The EIB and the UK will also go separate paths after the Brexit. UK money will gradually go back to the country and UK representatives within the EIB will be exchanged.
Other questions were about the preparation towards China’s non-sustainable investments in Africa and South America, obstacles the EIB faces, how long it will take to retrain non-workers into digital workers, worries about hydrogen energy and housing and the public market and its impact on emissions.
Werner Hoyer explained that the Chinese have flooded Africa and South America. However he says a growing trend of African investment reconsidering and rejecting Chinese projects as many are not durable and need to be rebuild after five years. The EIB needs to be present and help the African leaders to secure the future. He added that the investment in sustainable housing is one of the biggest projects to reduce emissions, therefore the EIB will increasingly invest in this field and go beyond European borders.
Finally, Hoyer addressed the concerns about the use of non-green hydrogen in the future to reach the EU’s climate goals. Hydrogen energy is currently seen as the top alternative to the use of fossil fuel but it needs to be guaranteed that its production does not cause carbon itself. That is why Hoyer explained, that it is with high demand that the EIB will only invest in hydrogen if it is green hydrogen. He himself is doing full research for every possibility concerning hydrogen energy because he does not believe that a focus on one energy will be sustainable for Europe’s future – technology should be open to benefit society.
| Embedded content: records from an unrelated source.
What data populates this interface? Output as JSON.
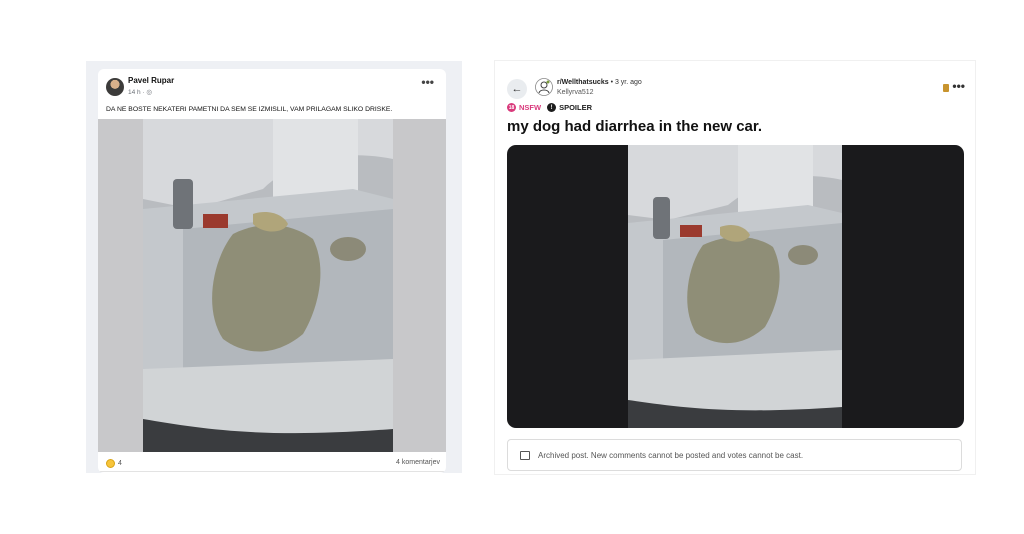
{
  "facebook_post": {
    "author": "Pavel Rupar",
    "time": "14 h · ◎",
    "more": "•••",
    "text": "DA NE BOSTE NEKATERI PAMETNI DA SEM SE IZMISLIL, VAM PRILAGAM SLIKO DRISKE.",
    "reaction_count": "4",
    "comments": "4 komentarjev"
  },
  "reddit_post": {
    "back": "←",
    "subreddit": "r/Wellthatsucks",
    "age": " • 3 yr. ago",
    "user": "Kellyrva512",
    "more": "•••",
    "tags": {
      "nsfw": "NSFW",
      "nsfw_icon": "18",
      "spoiler": "SPOILER",
      "spoiler_icon": "!"
    },
    "title": "my dog had diarrhea in the new car.",
    "archived_text": "Archived post. New comments cannot be posted and votes cannot be cast."
  },
  "colors": {
    "nsfw": "#d93a7c",
    "fb_bg": "#eef0f4",
    "media_bg": "#1a1a1c"
  }
}
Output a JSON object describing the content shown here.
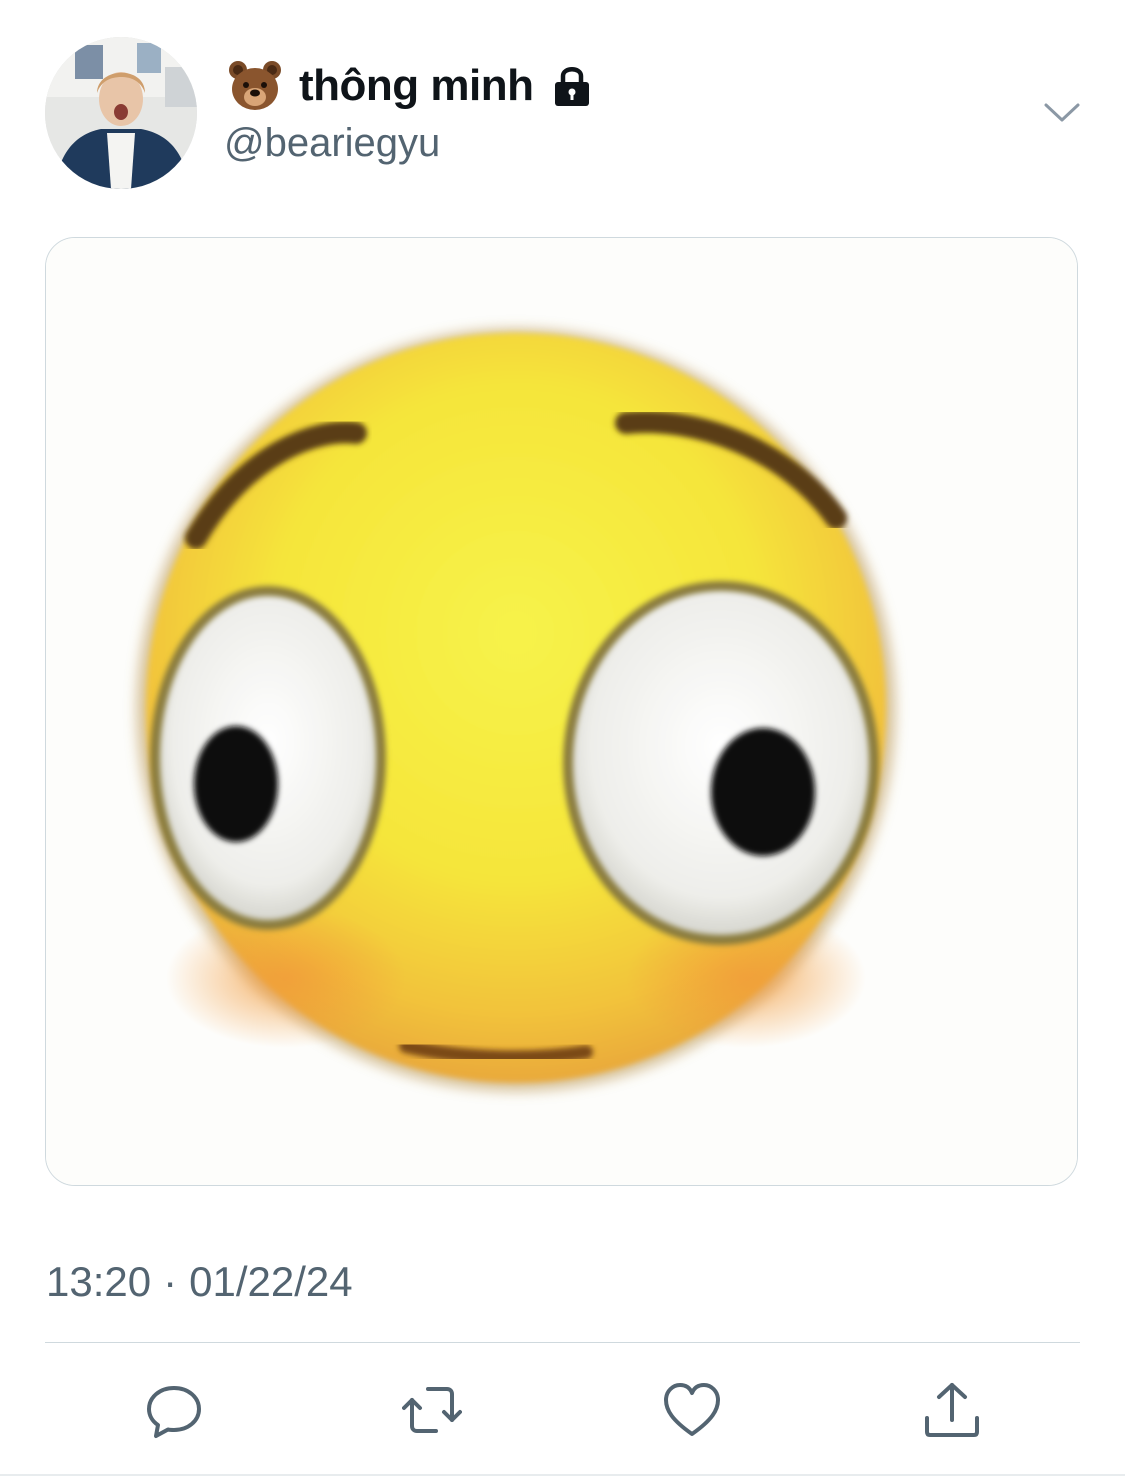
{
  "tweet": {
    "display_name": "thông minh",
    "handle": "@beariegyu",
    "timestamp_time": "13:20",
    "timestamp_separator": "·",
    "timestamp_date": "01/22/24"
  },
  "icons": {
    "name_prefix": "bear-emoji",
    "protected": "lock-icon",
    "menu": "chevron-down-icon",
    "actions": [
      "reply-icon",
      "retweet-icon",
      "like-icon",
      "share-icon"
    ]
  },
  "colors": {
    "primary_text": "#0f1419",
    "secondary_text": "#536471",
    "divider": "#cfd9de"
  }
}
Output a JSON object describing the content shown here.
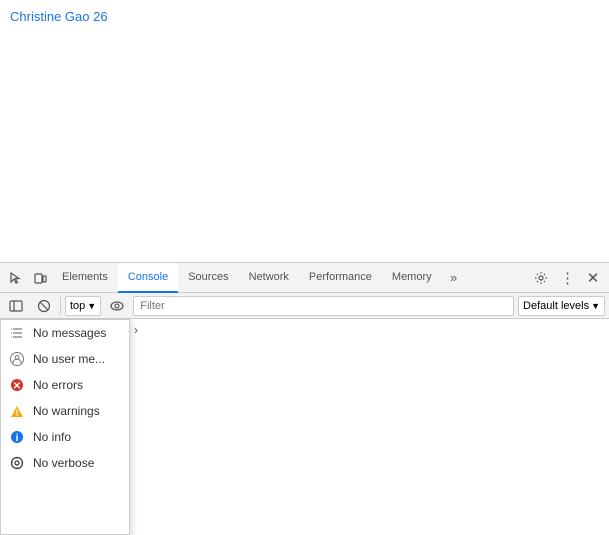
{
  "page": {
    "title": "Christine Gao 26"
  },
  "devtools": {
    "tabs": [
      {
        "label": "Elements",
        "active": false
      },
      {
        "label": "Console",
        "active": true
      },
      {
        "label": "Sources",
        "active": false
      },
      {
        "label": "Network",
        "active": false
      },
      {
        "label": "Performance",
        "active": false
      },
      {
        "label": "Memory",
        "active": false
      }
    ],
    "toolbar": {
      "context": "top",
      "filter_placeholder": "Filter",
      "default_levels": "Default levels"
    },
    "filter_items": [
      {
        "id": "all-messages",
        "icon": "list",
        "label": "No messages"
      },
      {
        "id": "user-messages",
        "icon": "user",
        "label": "No user me..."
      },
      {
        "id": "errors",
        "icon": "error",
        "label": "No errors"
      },
      {
        "id": "warnings",
        "icon": "warning",
        "label": "No warnings"
      },
      {
        "id": "info",
        "icon": "info",
        "label": "No info"
      },
      {
        "id": "verbose",
        "icon": "gear",
        "label": "No verbose"
      }
    ]
  }
}
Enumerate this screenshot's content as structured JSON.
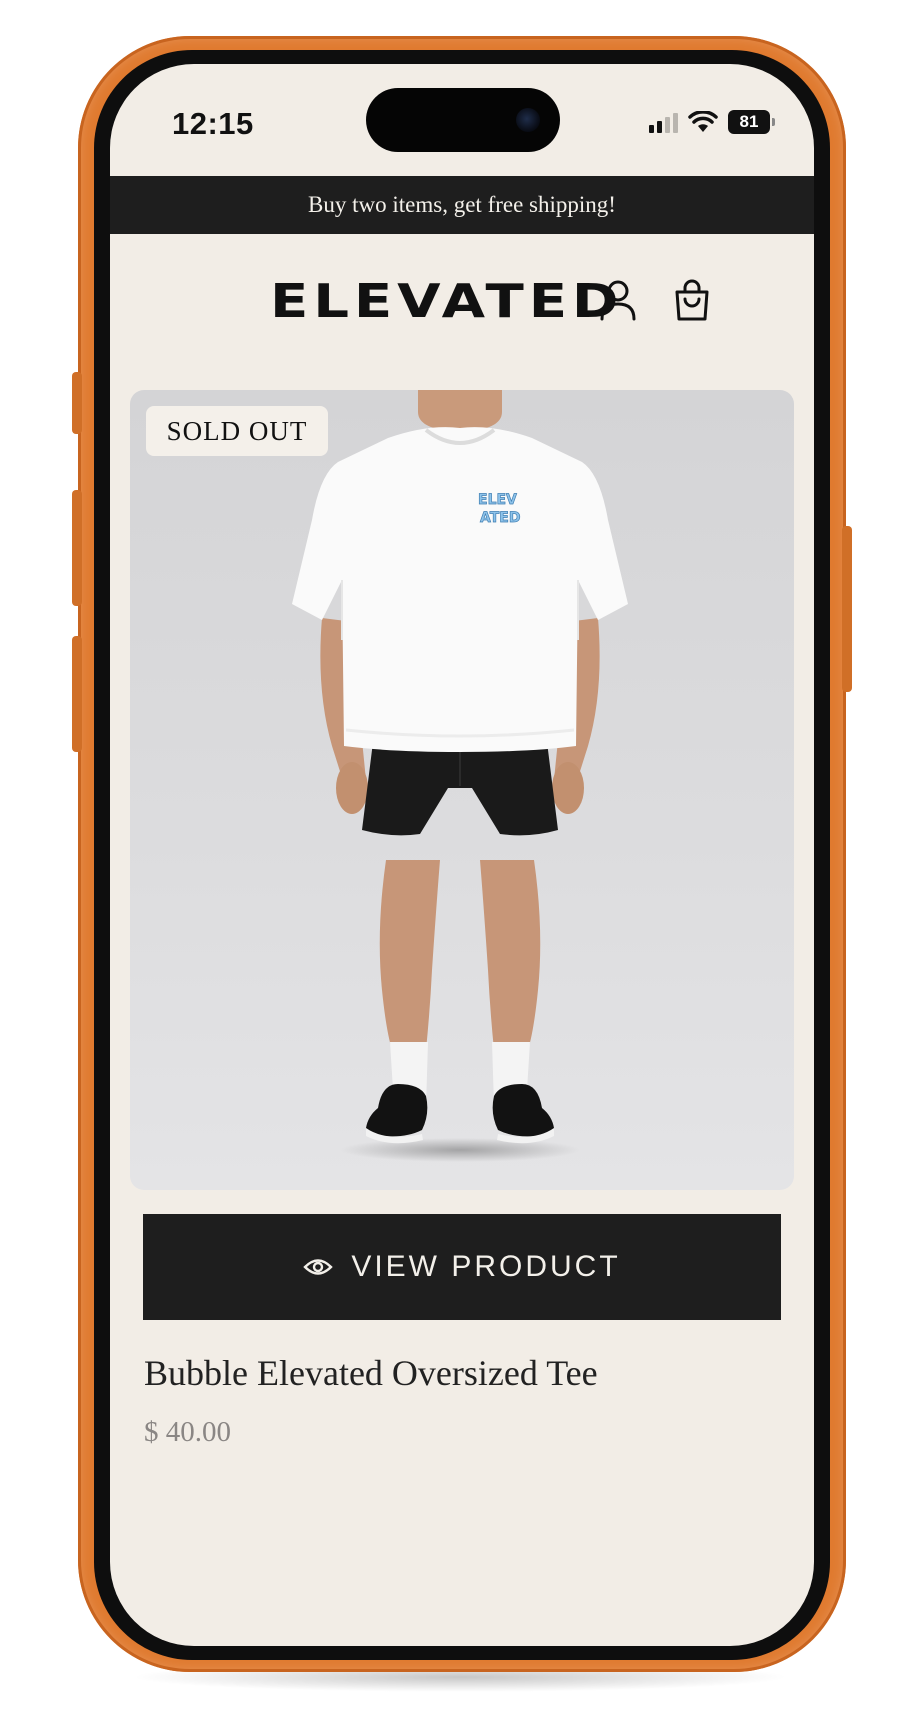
{
  "status_bar": {
    "time": "12:15",
    "battery": "81"
  },
  "promo": {
    "text": "Buy two items, get free shipping!"
  },
  "header": {
    "logo": "ELEVATED"
  },
  "product": {
    "badge": "SOLD OUT",
    "print_text": "ELEVATED",
    "cta_label": "VIEW PRODUCT",
    "title": "Bubble Elevated Oversized Tee",
    "price": "$ 40.00"
  },
  "colors": {
    "frame": "#e07a2f",
    "background": "#f2ede6",
    "dark": "#1e1e1e"
  },
  "icons": {
    "account": "user-icon",
    "cart": "shopping-bag-icon",
    "view": "eye-icon"
  }
}
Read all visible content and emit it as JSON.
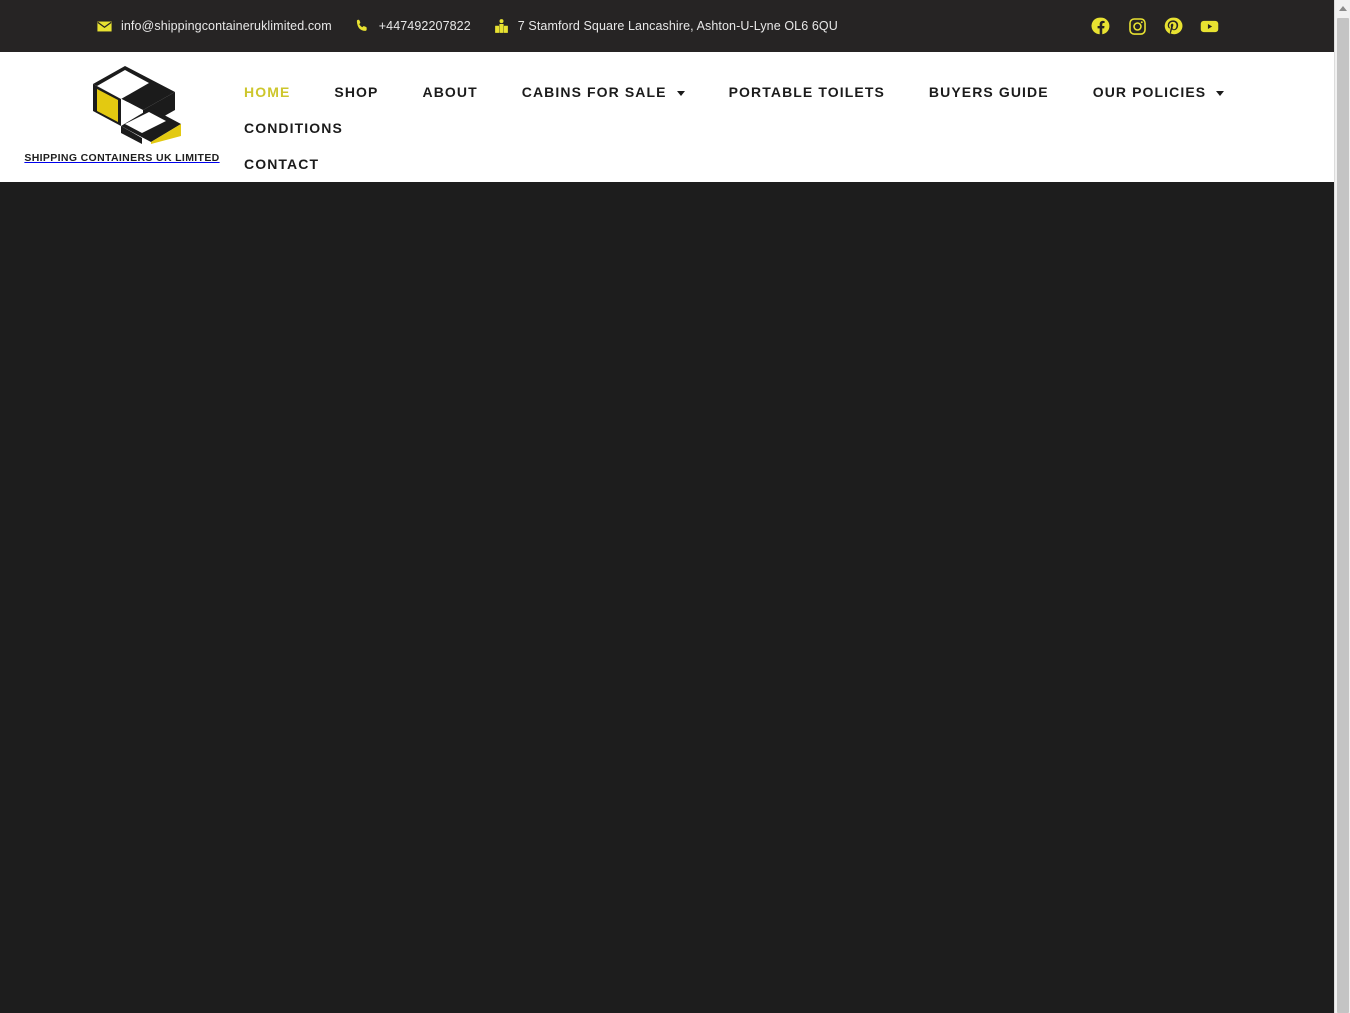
{
  "topbar": {
    "contacts": [
      {
        "icon": "envelope-icon",
        "label": "info@shippingcontaineruklimited.com",
        "name": "email"
      },
      {
        "icon": "phone-icon",
        "label": "+447492207822",
        "name": "phone"
      },
      {
        "icon": "map-location-icon",
        "label": "7 Stamford Square Lancashire, Ashton-U-Lyne OL6 6QU",
        "name": "address"
      }
    ],
    "socials": [
      {
        "icon": "facebook-icon",
        "name": "facebook"
      },
      {
        "icon": "instagram-icon",
        "name": "instagram"
      },
      {
        "icon": "pinterest-icon",
        "name": "pinterest"
      },
      {
        "icon": "youtube-icon",
        "name": "youtube"
      }
    ],
    "background_color": "#262424",
    "accent_color": "#e8e231"
  },
  "logo": {
    "text": "SHIPPING CONTAINERS UK LIMITED",
    "icon": "shipping-container-logo-icon",
    "colors": {
      "yellow": "#e3c911",
      "black": "#1b1b1b",
      "white": "#ffffff"
    }
  },
  "nav": {
    "row1": [
      {
        "label": "HOME",
        "active": true,
        "caret": false
      },
      {
        "label": "SHOP",
        "active": false,
        "caret": false
      },
      {
        "label": "ABOUT",
        "active": false,
        "caret": false
      },
      {
        "label": "CABINS FOR SALE",
        "active": false,
        "caret": true
      },
      {
        "label": "PORTABLE TOILETS",
        "active": false,
        "caret": false
      },
      {
        "label": "BUYERS GUIDE",
        "active": false,
        "caret": false
      },
      {
        "label": "OUR POLICIES",
        "active": false,
        "caret": true
      },
      {
        "label": "CONDITIONS",
        "active": false,
        "caret": false
      }
    ],
    "row2": [
      {
        "label": "CONTACT",
        "active": false,
        "caret": false
      }
    ],
    "active_color": "#cdc62c",
    "text_color": "#1b1b1b"
  },
  "content": {
    "background_color": "#1d1d1d"
  },
  "scrollbar": {
    "up_arrow_icon": "chevron-up-icon",
    "position": "right"
  }
}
The discussion ended on Hoyer’s last note that when different work cultures or institutions work together, it can be difficult. However, the interinstitutional cooperation between the EIB and the European shows that as when there is a constructive political dialogue that eventually translates in guidance on strategic issues and policy, Europe will be able to prevail challenging times.